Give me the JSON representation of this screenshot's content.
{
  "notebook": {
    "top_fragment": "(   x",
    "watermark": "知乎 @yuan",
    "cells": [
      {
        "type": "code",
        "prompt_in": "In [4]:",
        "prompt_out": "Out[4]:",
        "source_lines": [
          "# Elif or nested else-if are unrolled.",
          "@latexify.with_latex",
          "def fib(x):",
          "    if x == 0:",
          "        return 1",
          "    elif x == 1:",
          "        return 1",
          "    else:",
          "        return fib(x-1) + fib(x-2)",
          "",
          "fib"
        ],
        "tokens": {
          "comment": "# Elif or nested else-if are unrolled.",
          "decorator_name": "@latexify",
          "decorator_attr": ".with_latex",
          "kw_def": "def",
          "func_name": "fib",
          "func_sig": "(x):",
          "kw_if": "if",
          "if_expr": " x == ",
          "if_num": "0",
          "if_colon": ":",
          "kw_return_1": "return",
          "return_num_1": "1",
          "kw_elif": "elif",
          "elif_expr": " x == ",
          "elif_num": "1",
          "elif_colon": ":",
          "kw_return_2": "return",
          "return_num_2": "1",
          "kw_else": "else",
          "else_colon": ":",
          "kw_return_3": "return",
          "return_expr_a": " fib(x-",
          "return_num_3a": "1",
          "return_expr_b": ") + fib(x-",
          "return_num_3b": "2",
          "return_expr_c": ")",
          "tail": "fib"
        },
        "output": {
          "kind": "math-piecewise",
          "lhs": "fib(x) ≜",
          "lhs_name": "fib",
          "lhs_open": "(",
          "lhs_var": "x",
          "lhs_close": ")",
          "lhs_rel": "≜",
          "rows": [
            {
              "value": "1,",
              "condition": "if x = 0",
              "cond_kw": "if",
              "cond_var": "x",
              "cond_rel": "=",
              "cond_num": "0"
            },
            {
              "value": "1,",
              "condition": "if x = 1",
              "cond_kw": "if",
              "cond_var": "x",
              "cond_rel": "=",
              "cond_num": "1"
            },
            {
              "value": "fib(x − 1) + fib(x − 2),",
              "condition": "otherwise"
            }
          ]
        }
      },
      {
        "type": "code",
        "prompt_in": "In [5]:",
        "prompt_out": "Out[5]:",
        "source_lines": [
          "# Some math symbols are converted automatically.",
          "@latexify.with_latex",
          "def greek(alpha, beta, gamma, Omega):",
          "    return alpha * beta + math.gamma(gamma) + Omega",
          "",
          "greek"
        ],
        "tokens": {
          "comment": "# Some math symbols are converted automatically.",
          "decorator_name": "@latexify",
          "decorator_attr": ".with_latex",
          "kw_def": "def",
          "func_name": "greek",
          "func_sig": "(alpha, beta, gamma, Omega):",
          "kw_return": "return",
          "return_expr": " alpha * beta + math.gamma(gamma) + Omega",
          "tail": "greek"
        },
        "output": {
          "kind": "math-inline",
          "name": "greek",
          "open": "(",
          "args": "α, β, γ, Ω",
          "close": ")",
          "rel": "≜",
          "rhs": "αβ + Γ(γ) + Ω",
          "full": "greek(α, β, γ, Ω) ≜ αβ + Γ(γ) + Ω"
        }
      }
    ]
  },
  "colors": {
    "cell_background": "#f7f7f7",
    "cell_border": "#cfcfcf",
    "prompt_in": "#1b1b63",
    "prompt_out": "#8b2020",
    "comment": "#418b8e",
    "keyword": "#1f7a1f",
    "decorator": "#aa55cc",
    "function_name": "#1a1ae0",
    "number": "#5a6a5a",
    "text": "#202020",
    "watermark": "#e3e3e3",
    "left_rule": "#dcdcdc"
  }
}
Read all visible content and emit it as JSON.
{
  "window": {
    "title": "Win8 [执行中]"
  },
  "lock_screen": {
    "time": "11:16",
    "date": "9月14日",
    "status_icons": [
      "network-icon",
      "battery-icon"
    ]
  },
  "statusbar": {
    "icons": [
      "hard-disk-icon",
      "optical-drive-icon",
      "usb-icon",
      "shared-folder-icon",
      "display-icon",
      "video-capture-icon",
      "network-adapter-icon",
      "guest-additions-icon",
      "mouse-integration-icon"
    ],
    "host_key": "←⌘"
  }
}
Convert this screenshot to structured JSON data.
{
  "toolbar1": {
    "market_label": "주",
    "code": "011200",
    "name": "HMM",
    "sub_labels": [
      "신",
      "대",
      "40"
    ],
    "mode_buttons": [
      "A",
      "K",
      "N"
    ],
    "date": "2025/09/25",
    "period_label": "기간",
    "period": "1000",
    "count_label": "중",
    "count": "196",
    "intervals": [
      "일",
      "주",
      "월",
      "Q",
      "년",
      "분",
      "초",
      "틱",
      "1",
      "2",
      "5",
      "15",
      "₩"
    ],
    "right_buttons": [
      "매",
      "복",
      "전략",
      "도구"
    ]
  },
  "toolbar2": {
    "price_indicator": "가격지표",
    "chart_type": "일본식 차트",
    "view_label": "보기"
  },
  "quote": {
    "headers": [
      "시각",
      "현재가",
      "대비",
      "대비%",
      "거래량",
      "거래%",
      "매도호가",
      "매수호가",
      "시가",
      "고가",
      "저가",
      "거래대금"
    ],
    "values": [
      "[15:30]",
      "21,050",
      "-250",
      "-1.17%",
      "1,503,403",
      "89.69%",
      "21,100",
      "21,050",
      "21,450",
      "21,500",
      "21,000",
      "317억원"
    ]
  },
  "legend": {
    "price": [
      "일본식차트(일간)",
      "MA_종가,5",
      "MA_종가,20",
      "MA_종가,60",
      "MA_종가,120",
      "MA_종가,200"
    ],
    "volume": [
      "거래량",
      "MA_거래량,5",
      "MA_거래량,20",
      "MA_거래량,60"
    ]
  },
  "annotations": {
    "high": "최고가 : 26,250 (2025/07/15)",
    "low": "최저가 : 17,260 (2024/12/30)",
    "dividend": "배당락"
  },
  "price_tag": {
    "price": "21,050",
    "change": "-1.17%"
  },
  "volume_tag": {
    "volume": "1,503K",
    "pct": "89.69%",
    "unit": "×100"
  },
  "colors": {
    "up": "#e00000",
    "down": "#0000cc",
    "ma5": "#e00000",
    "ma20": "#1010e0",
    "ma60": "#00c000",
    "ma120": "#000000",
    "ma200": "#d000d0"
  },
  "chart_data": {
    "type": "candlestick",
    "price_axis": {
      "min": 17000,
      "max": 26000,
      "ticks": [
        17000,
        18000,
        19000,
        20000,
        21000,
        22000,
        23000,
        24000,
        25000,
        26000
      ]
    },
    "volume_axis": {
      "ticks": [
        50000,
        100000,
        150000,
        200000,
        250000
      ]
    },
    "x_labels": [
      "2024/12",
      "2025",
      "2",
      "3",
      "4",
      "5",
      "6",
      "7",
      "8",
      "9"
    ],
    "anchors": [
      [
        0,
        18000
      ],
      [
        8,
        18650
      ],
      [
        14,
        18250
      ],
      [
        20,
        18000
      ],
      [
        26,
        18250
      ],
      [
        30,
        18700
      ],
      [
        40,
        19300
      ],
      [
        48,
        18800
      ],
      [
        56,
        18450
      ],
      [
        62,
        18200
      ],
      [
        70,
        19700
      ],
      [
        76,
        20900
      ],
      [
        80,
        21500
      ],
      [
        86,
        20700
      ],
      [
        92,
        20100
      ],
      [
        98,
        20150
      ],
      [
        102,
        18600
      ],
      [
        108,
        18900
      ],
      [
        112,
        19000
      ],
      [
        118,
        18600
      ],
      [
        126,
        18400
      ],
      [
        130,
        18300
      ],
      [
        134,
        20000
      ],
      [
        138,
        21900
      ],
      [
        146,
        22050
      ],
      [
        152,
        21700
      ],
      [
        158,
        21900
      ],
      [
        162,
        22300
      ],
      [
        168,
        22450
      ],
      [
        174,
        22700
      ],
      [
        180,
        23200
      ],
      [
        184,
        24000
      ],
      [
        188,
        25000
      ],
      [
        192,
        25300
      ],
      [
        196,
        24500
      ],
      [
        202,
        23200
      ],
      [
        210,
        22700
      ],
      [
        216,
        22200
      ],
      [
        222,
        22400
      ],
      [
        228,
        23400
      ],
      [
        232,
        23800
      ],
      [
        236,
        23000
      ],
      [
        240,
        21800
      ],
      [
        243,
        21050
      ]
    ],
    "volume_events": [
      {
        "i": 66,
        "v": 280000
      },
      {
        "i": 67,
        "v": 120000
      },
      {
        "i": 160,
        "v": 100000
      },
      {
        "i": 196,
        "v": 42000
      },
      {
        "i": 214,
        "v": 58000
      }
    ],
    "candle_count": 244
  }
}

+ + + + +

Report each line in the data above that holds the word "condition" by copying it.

              "condition": "if x = 0",
              "condition": "if x = 1",
              "condition": "otherwise"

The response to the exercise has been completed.